How does the acorn crop look in your area?. Our's here in East Central Ohio is great again this year. I have a couple of oak tree's in my front yard and they are loaded. Also the last spot I hung a stand is just off of a bedding area where there is a hillside with nothing but oak's that are full of acorns with a pond and a stream just down at the bottom of the hill. I always watch the tree's in my front yard to see when they start dropping. I know then it's time to change from the fields to the hardwoods!!!!!
12 replies [Last post]
Thu, 2011-09-01 00:21
Acorn Crop In Your Area!!!!!
Thu, 2011-09-01 10:06#1
I have not talked to my Dad
I have not talked to my Dad about the acorns specifically back in Vermont, but I know the apple and beachnut crops are huge this year. Should be a good year for mast crops in general.
Out here in California, it seems to be shaping up for a good acorn year. Last year was not so good, but the few years prior were good. I will be out for opening day Saturday, and will be hunting a few yards from some oaks, so I will check it out then.
Thu, 2011-09-01 21:23#2
Yeah, last year the acorn
Yeah, last year the acorn crop here in Ohio was really good and it's looking even better this year. I can't wait to sit in one of those new sets we put up by that bedding area. That place should be cranking in the early season and right on into the rut!!!!!
Fri, 2011-09-02 17:27#3
Well we don't have oak trees
Well we don't have oak trees but the oak brush does seem to have a pretty good crop on them this year. It does seem to make a differece in the deer patterns somewhat but not as much as some of the other food sources in the area. We have gotten a lot more water than normal this year so in addition to a good acorn crop some of the private fields bordering public lands have grown much better than past years. I have seen some cut for hay this year that haven't been cut for over a decade.

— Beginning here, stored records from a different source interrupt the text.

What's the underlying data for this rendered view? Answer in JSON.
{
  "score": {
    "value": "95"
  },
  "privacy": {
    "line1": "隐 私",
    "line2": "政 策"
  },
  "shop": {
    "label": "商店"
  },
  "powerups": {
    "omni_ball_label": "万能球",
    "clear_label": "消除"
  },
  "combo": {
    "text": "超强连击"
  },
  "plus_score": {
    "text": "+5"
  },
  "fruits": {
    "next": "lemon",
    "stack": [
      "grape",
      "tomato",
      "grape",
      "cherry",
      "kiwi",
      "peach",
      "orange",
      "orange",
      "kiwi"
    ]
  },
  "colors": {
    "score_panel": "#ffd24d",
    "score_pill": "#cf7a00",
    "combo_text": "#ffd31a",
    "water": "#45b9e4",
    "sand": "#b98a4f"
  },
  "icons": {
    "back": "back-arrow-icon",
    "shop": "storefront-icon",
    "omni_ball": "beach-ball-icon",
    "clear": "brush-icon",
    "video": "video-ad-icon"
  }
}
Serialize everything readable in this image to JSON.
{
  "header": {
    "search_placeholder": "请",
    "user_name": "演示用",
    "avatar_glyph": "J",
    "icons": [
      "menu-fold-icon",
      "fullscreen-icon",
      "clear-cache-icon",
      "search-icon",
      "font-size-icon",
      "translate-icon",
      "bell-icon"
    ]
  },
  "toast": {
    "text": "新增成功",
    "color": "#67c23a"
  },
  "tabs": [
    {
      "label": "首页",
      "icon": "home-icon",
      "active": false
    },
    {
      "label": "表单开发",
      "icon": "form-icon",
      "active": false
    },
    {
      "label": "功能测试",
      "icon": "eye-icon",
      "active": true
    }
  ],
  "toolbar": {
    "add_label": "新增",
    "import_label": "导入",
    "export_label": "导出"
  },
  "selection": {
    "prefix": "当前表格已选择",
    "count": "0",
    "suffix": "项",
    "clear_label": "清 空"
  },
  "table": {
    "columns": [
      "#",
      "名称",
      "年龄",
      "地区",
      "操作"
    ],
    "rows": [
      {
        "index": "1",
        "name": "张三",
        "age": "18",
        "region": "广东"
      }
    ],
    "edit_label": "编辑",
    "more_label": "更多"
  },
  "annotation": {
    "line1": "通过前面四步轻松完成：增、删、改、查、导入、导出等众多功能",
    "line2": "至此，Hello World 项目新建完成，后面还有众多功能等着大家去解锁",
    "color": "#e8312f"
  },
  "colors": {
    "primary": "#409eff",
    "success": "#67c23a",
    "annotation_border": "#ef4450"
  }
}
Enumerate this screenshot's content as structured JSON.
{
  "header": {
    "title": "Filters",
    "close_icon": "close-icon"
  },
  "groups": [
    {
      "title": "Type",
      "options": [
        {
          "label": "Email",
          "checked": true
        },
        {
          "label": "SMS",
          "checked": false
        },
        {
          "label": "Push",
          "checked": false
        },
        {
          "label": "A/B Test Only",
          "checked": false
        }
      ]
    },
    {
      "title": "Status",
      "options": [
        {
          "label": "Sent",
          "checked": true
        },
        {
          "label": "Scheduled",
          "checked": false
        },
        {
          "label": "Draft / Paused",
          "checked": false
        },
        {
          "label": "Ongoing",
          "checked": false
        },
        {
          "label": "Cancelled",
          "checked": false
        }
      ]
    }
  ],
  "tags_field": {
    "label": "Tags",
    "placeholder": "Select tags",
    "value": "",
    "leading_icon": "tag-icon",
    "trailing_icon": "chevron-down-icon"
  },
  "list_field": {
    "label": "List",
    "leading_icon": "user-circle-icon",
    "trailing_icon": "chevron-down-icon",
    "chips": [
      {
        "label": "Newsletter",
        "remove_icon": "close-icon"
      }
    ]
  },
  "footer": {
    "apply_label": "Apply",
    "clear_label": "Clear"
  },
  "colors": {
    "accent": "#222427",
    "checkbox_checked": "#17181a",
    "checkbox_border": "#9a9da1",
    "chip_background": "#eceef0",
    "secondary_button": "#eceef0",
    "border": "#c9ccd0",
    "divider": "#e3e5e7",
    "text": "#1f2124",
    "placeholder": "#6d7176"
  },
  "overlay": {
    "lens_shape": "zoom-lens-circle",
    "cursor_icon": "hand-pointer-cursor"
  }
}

That is of much more interest to me than the acorns in the area.
Sun, 2011-09-04 14:03#4
lots and lots of nuts
There are lots and lots of nuts here in upstate New York. It is probably he heaviest crop of mast I have every seen. Lots of acorns and the beech trees are just LOADED with Beech nuts too. The entire white tail deer herd should be well fed and ready for winter by the time that the snow flies this fall. Unless it is a heavy cover of snow and ice they should get through the winter fairly easily based on the amount of food I'm seeing now in early September of 2011. And that's not even menioning the squirrels.....
Sun, 2011-09-04 22:42#5
On one of my recent outings
On one of my recent outings to one of my favorite spots, I also noticed something else I haven't seen in a very long time. The hickory trees have a tremendous crop this year. I can't remember the last time I've seen hickory tree's in our area with a good crop on them. This will just be an added feast to the deer herd.
Wed, 2011-09-07 17:16#6
When do the acorns normally
When do the acorns normally start dropping? Mid sept. ?
Wed, 2011-09-07 20:31#7
The acorn tree in my front
The acorn tree in my front yard here in Texas is looking pretty good, since I water the San Augustine grass underneath it everyday. The oak trees that are out on the ranch that I hunt will probably have a 40 - 50% crop from normal years. The lack or rain and the extreme heat didn't allow for much in the way of growing conditions. But I will say it will make hunting the deer a little easier since my food plots don't have to compete with acorns.
Wed, 2011-09-14 05:34#8
338,i'm with ya on that
338,i'm with ya on that compete,wish my feeder's did'nt have to compete with akorn's...Last year had to turn them off...noticed the other day their were sum on ground....man i hate akorn's...
Wed, 2011-09-14 22:52#9
The oak trees in my front
The oak trees in my front yard are starting to drop their acorns. They aren't coming down in bunches yet but they are coming down. I say in 1-2 weeks they will be dropping like flies.
Fri, 2011-09-16 21:28#10
Yeah out in my backyard there
Yeah out in my backyard there is a few on the ground but not much.